++++ DATA PROVIDED ++++

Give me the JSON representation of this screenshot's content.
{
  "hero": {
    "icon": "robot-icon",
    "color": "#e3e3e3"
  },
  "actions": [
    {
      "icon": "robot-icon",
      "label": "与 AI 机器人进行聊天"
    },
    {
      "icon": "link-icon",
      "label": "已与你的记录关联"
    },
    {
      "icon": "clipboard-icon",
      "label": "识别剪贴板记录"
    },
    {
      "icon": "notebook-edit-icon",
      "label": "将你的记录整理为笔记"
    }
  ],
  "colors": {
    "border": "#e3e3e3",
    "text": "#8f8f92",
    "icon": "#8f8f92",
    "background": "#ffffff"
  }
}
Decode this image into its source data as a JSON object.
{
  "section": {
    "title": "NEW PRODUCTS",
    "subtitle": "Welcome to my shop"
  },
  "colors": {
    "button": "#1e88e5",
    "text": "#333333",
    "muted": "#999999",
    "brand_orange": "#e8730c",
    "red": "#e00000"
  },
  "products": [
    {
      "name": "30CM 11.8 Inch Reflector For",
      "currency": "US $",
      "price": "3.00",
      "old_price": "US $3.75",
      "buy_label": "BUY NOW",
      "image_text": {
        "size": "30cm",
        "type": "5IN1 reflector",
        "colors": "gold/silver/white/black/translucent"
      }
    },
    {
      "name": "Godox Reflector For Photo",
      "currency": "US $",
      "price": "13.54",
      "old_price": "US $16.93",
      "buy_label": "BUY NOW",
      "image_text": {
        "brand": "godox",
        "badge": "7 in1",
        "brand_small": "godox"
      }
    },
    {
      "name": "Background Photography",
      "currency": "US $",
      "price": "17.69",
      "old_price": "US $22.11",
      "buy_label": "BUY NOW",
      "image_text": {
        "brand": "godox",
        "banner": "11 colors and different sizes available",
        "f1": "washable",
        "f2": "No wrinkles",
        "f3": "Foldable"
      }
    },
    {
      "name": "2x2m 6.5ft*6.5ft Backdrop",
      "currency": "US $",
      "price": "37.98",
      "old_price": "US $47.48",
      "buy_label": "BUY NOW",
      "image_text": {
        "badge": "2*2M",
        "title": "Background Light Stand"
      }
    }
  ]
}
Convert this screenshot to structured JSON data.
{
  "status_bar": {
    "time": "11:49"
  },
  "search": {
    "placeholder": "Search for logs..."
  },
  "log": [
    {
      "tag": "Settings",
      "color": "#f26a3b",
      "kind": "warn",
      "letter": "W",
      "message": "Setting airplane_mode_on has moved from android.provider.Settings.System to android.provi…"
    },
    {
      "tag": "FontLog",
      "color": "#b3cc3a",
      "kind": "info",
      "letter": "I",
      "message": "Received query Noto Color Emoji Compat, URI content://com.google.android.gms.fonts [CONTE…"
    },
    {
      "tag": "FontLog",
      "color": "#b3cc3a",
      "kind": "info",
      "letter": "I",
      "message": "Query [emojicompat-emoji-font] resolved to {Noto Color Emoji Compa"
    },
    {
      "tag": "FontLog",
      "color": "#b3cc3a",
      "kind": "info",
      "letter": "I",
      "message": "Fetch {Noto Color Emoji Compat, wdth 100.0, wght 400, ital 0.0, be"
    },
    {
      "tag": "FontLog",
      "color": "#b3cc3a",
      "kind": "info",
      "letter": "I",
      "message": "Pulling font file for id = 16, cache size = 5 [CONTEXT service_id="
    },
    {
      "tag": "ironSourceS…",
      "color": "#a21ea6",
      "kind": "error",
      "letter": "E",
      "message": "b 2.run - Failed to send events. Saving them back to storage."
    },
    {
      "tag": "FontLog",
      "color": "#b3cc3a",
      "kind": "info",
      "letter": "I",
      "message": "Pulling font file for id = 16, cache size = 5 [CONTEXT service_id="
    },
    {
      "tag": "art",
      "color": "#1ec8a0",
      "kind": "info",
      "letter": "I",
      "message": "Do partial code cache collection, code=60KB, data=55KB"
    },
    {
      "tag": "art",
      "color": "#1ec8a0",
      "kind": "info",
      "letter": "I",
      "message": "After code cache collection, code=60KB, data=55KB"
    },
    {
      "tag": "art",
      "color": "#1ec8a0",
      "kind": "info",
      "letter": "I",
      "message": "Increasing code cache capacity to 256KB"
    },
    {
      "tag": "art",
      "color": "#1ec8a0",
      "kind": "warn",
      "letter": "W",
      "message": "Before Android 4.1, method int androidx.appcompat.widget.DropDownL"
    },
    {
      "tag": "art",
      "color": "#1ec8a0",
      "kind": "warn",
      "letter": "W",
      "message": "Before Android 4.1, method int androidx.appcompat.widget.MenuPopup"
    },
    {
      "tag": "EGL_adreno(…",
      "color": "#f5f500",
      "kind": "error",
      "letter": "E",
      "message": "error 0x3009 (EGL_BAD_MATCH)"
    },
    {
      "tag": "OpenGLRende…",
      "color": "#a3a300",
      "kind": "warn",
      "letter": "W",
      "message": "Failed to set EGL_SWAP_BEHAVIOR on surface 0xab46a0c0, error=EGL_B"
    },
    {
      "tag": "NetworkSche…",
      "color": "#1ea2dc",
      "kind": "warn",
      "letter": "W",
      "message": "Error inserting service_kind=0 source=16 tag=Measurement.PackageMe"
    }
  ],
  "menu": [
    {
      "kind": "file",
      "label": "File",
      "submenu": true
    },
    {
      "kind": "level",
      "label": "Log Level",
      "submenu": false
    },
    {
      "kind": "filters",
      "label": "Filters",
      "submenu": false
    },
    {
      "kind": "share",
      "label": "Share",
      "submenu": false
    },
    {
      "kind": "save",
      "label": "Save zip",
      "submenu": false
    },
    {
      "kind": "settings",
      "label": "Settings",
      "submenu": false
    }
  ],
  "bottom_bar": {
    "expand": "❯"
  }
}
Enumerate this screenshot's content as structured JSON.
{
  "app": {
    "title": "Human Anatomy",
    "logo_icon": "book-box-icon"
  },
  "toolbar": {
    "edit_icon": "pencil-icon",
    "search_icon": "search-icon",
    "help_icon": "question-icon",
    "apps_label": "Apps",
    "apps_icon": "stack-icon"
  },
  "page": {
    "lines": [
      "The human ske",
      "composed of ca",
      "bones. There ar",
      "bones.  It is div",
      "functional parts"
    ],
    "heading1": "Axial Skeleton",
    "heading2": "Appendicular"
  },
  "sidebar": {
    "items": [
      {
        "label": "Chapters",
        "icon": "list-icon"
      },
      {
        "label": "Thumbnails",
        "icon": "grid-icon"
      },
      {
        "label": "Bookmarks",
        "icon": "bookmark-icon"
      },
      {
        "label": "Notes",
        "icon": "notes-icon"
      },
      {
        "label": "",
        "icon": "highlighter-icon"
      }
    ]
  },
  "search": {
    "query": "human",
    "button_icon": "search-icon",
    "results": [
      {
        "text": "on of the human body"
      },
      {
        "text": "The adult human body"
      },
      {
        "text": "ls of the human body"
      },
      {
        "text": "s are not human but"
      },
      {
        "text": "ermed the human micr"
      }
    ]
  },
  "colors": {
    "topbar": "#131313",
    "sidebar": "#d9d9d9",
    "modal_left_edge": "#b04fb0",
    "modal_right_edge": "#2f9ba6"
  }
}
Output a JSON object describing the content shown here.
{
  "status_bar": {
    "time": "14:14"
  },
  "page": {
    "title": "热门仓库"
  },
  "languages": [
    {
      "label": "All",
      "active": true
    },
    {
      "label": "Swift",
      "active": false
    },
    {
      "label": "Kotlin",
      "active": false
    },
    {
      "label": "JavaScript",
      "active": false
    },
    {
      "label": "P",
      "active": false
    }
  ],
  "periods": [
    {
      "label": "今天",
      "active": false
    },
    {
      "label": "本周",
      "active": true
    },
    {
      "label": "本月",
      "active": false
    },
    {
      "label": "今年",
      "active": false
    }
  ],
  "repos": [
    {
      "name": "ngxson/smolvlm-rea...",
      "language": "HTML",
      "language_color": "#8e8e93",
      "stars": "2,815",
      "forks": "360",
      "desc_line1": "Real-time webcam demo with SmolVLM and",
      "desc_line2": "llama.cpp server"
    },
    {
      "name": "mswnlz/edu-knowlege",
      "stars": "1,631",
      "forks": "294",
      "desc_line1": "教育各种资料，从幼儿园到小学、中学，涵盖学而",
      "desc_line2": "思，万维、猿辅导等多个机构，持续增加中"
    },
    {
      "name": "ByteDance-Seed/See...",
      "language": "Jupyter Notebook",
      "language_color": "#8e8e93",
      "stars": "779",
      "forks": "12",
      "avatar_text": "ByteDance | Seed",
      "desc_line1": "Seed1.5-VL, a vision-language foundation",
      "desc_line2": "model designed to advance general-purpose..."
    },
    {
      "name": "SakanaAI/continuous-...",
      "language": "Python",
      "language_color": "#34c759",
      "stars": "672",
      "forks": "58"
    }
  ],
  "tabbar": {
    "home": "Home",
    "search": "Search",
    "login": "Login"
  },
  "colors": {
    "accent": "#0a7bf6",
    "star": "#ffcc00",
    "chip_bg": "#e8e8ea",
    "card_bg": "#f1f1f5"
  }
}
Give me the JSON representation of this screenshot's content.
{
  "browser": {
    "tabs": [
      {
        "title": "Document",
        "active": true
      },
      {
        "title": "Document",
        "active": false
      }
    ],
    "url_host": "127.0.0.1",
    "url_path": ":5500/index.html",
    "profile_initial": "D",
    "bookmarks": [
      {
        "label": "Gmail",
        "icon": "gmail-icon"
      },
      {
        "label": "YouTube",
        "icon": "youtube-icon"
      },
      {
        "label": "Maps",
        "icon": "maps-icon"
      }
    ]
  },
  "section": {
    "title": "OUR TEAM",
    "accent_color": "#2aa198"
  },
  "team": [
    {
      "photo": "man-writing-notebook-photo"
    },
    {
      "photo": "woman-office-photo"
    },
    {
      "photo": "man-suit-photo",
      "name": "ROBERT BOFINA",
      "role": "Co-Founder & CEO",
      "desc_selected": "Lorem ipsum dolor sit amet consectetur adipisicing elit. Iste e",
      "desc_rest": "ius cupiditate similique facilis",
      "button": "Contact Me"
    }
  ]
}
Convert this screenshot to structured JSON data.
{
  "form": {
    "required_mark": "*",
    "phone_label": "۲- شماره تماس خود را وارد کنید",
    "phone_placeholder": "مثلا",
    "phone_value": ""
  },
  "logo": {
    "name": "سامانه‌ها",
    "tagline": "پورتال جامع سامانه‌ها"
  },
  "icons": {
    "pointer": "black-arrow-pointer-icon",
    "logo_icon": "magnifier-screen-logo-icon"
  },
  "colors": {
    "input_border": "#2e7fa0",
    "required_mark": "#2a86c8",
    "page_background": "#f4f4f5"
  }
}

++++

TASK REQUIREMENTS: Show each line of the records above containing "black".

WRITTEN ANSWER:
        "colors": "gold/silver/white/black/translucent"
    "pointer": "black-arrow-pointer-icon",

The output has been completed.